Could you filter the records below and return each line that holds "战盟贡献度"?

-- Entries shown follows --

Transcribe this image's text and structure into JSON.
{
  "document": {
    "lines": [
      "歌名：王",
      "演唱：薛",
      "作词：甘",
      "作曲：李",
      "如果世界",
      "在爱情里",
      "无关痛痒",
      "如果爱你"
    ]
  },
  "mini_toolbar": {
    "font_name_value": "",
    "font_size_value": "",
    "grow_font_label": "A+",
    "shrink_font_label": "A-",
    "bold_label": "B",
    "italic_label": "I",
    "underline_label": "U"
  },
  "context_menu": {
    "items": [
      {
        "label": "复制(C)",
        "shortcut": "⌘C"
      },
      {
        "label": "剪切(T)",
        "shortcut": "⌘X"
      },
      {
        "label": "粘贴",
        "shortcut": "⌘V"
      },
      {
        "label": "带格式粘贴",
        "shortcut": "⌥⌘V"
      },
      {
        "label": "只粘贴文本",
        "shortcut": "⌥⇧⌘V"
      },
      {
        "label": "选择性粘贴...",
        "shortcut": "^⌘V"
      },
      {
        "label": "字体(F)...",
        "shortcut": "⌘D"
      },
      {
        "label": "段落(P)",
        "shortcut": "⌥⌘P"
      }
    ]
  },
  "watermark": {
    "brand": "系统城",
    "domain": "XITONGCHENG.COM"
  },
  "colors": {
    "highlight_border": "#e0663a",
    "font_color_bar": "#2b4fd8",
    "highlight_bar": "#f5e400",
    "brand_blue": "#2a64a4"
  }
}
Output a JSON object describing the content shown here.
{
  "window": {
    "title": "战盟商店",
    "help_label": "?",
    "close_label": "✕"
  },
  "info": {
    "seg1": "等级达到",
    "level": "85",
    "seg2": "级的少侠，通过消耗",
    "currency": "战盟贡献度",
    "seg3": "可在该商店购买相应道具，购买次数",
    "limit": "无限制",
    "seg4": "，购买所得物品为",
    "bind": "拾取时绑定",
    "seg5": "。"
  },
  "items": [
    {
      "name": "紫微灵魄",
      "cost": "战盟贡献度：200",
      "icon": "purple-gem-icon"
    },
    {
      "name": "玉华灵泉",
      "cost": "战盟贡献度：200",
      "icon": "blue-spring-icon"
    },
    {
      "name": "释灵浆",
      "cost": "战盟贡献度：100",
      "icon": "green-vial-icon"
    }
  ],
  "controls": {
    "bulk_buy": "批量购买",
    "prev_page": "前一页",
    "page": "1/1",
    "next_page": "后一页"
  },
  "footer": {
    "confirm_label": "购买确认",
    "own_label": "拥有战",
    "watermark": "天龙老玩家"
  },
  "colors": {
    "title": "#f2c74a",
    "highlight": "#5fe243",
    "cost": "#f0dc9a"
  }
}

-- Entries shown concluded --

▸ Answer area:
    "currency": "战盟贡献度",
      "cost": "战盟贡献度：200",
      "cost": "战盟贡献度：200",
      "cost": "战盟贡献度：100",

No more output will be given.